Each of these four was a huge project involving enormous planning and preparation. The genesis of the Indian Financial Code goes back to 2004, when we started deep thinking about the possibilities of Mumbai as an international financial centre. The Companies Bill was pending before Parliament for many years. The work on shifting commodity futures to the Ministry of Finance began in 2003. The NPS was originally designed in 1999. All these projects have been largely bipartisan. We have dug in through these years, chipped away at the objections, cultivated the technical capacity, and built consensus, through which we are now able to reap the fruits of the long years of labour.
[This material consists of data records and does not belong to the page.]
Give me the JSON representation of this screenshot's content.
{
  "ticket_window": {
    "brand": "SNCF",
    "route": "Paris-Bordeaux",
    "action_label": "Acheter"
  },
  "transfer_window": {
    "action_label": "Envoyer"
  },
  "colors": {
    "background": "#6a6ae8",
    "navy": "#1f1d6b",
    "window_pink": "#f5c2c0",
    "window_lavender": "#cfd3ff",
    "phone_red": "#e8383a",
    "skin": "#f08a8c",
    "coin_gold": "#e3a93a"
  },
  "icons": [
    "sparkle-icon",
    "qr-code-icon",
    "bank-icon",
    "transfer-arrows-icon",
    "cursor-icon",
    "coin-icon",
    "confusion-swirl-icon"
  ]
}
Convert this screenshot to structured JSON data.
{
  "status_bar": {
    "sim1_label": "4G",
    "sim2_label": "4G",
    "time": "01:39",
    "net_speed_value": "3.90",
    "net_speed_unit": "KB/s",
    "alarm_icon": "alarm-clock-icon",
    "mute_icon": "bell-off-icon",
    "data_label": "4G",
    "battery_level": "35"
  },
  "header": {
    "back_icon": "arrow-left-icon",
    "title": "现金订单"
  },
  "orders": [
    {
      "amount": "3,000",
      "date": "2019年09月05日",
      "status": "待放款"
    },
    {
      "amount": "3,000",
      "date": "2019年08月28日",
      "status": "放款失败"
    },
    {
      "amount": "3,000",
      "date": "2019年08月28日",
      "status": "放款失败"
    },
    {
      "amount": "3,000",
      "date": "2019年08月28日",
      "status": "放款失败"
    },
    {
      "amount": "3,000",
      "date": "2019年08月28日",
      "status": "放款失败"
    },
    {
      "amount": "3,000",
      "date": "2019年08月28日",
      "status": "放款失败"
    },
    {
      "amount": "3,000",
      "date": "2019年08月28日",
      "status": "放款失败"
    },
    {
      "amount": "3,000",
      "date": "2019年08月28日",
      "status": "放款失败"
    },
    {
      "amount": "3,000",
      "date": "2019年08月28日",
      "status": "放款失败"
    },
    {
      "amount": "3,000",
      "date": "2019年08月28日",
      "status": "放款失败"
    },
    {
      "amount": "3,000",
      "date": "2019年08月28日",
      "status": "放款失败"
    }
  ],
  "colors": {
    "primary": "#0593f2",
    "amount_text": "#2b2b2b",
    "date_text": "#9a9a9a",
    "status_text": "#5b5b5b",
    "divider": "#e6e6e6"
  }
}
To conclude, I would urge everyone not to lose sight of the microeconomic foundations of Indian growth, which are delivering one doubling of GDP every decade. That is not an insignificant achievement. It will find its place in history in due course. The defining challenge in India however is in augmenting State capacity. How do we construct a competent and ethical State, that will minimally interfere with the rights of citizens in property and contracting, that will focus on preventing or resolving market failures, and that will successfully produce and deliver public goods? A wave of new thinking in public administration is now underway in India. We need to build completely new organization charts within government, leading to sharply focused agencies that can be held accountable for delivery on specific objectives. Those are the first few lines of an absorbing new story that I hope will begin in the near future. And that is the story that I am sure will captivate the world in the next ten to twenty years, as India takes its place as the third or fourth largest economy in the world.